> _Activity_
Only the records, exactly as written, belong in the answer; pictures do not.

[Stored data]
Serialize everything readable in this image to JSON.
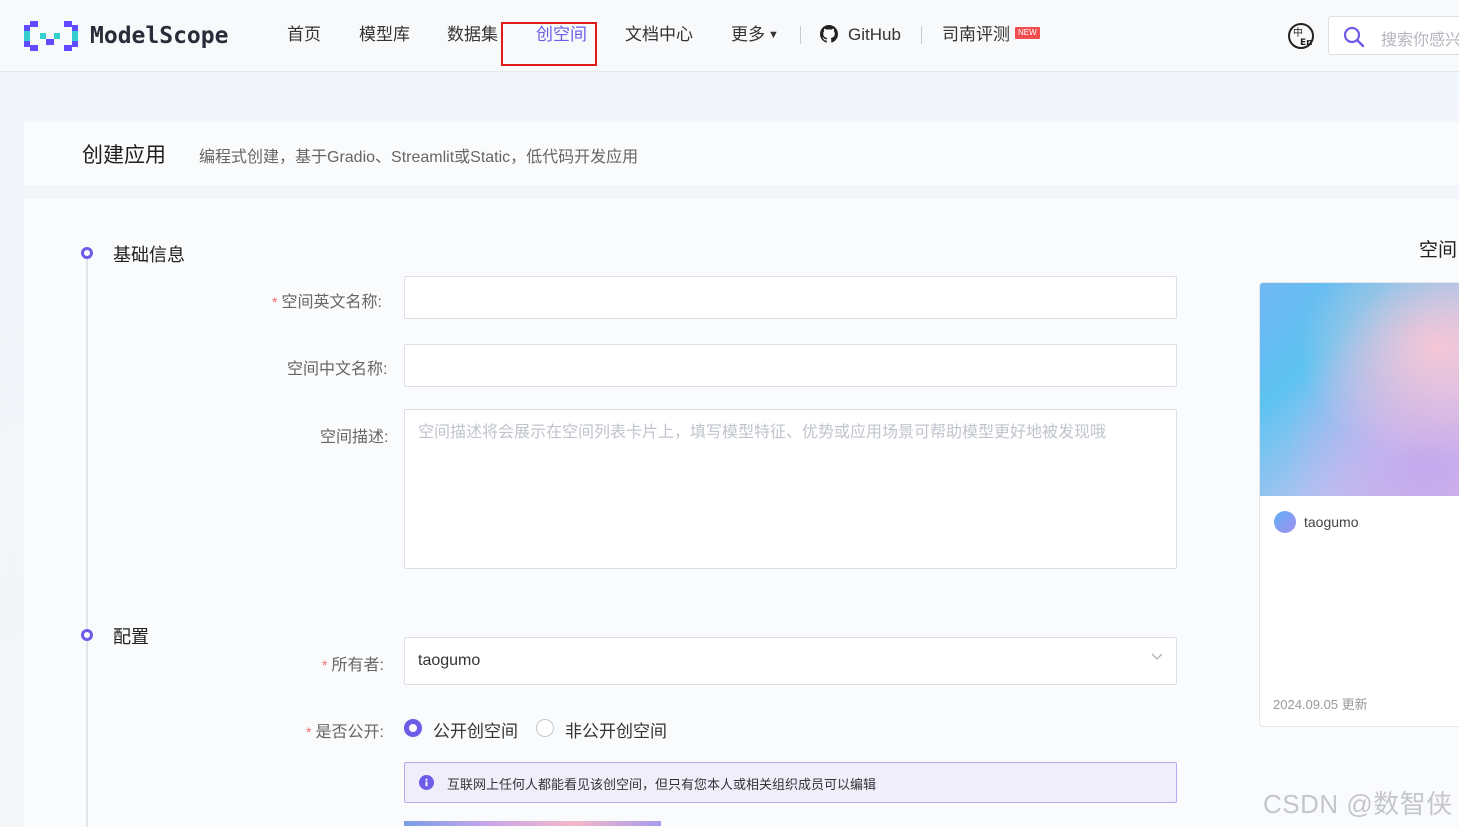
{
  "nav": {
    "logo_text": "ModelScope",
    "items": [
      {
        "label": "首页"
      },
      {
        "label": "模型库"
      },
      {
        "label": "数据集"
      },
      {
        "label": "创空间"
      },
      {
        "label": "文档中心"
      },
      {
        "label": "更多"
      },
      {
        "label": "GitHub"
      },
      {
        "label": "司南评测"
      }
    ],
    "new_badge": "NEW",
    "search_placeholder": "搜索你感兴趣"
  },
  "header": {
    "title": "创建应用",
    "subtitle": "编程式创建，基于Gradio、Streamlit或Static，低代码开发应用"
  },
  "form": {
    "basic_section": "基础信息",
    "en_name_label": "空间英文名称",
    "cn_name_label": "空间中文名称",
    "desc_label": "空间描述",
    "desc_placeholder": "空间描述将会展示在空间列表卡片上，填写模型特征、优势或应用场景可帮助模型更好地被发现哦",
    "config_section": "配置",
    "owner_label": "所有者",
    "owner_value": "taogumo",
    "public_label": "是否公开",
    "public_option": "公开创空间",
    "private_option": "非公开创空间",
    "info_text": "互联网上任何人都能看见该创空间，但只有您本人或相关组织成员可以编辑",
    "required_mark": "*",
    "colon": ":"
  },
  "preview": {
    "title": "空间",
    "owner": "taogumo",
    "updated": "2024.09.05 更新"
  },
  "watermark": "CSDN @数智侠",
  "colors": {
    "accent": "#6c5ce7",
    "highlight": "#e0191d"
  }
}
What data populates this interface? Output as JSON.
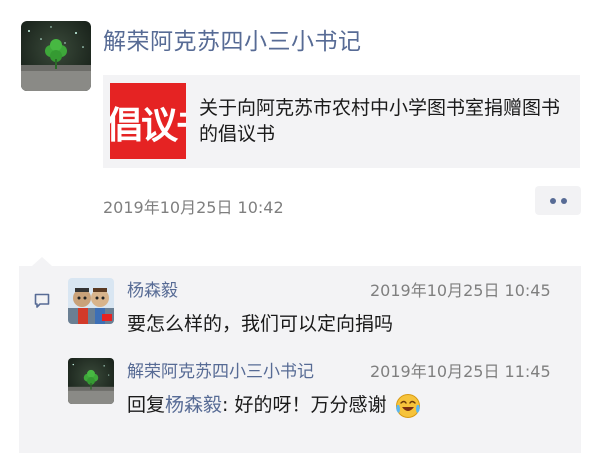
{
  "post": {
    "author": "解荣阿克苏四小三小书记",
    "link": {
      "thumb_text": "倡议书",
      "title": "关于向阿克苏市农村中小学图书室捐赠图书的倡议书"
    },
    "time": "2019年10月25日 10:42"
  },
  "comments": [
    {
      "name": "杨森毅",
      "time": "2019年10月25日 10:45",
      "text": "要怎么样的，我们可以定向捐吗"
    },
    {
      "name": "解荣阿克苏四小三小书记",
      "time": "2019年10月25日 11:45",
      "reply_prefix": "回复",
      "reply_to": "杨森毅",
      "reply_text": ": 好的呀！万分感谢",
      "emoji": "crying-laughing-icon"
    }
  ],
  "colors": {
    "link": "#576b95",
    "thumb": "#e52323",
    "card_bg": "#f3f3f5"
  }
}
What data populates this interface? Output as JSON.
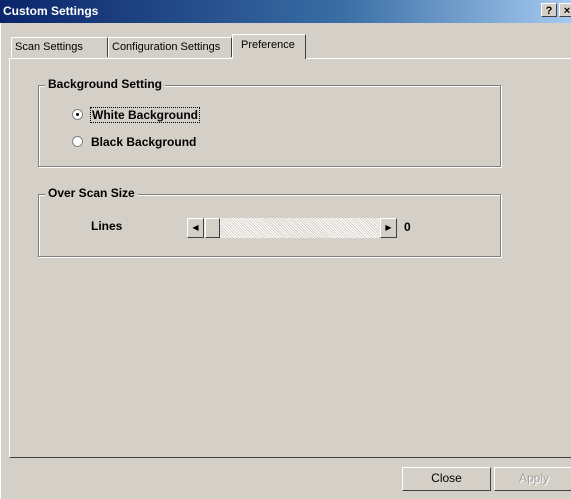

> _Completed task_
Serialize everything readable in this image to JSON.
{
  "nav": {
    "logo_text": "ModelScope",
    "items": [
      {
        "label": "首页"
      },
      {
        "label": "模型库"
      },
      {
        "label": "数据集"
      },
      {
        "label": "创空间"
      },
      {
        "label": "文档中心"
      },
      {
        "label": "更多"
      },
      {
        "label": "GitHub"
      },
      {
        "label": "司南评测"
      }
    ],
    "new_badge": "NEW",
    "search_placeholder": "搜索你感兴趣"
  },
  "header": {
    "title": "创建应用",
    "subtitle": "编程式创建，基于Gradio、Streamlit或Static，低代码开发应用"
  },
  "form": {
    "basic_section": "基础信息",
    "en_name_label": "空间英文名称",
    "cn_name_label": "空间中文名称",
    "desc_label": "空间描述",
    "desc_placeholder": "空间描述将会展示在空间列表卡片上，填写模型特征、优势或应用场景可帮助模型更好地被发现哦",
    "config_section": "配置",
    "owner_label": "所有者",
    "owner_value": "taogumo",
    "public_label": "是否公开",
    "public_option": "公开创空间",
    "private_option": "非公开创空间",
    "info_text": "互联网上任何人都能看见该创空间，但只有您本人或相关组织成员可以编辑",
    "required_mark": "*",
    "colon": ":"
  },
  "preview": {
    "title": "空间",
    "owner": "taogumo",
    "updated": "2024.09.05 更新"
  },
  "watermark": "CSDN @数智侠",
  "colors": {
    "accent": "#6c5ce7",
    "highlight": "#e0191d"
  }
}
What data populates this interface? Output as JSON.
{
  "post": {
    "author": "解荣阿克苏四小三小书记",
    "link": {
      "thumb_text": "倡议书",
      "title": "关于向阿克苏市农村中小学图书室捐赠图书的倡议书"
    },
    "time": "2019年10月25日 10:42"
  },
  "comments": [
    {
      "name": "杨森毅",
      "time": "2019年10月25日 10:45",
      "text": "要怎么样的，我们可以定向捐吗"
    },
    {
      "name": "解荣阿克苏四小三小书记",
      "time": "2019年10月25日 11:45",
      "reply_prefix": "回复",
      "reply_to": "杨森毅",
      "reply_text": ": 好的呀！万分感谢",
      "emoji": "crying-laughing-icon"
    }
  ],
  "colors": {
    "link": "#576b95",
    "thumb": "#e52323",
    "card_bg": "#f3f3f5"
  }
}
What data populates this interface? Output as JSON.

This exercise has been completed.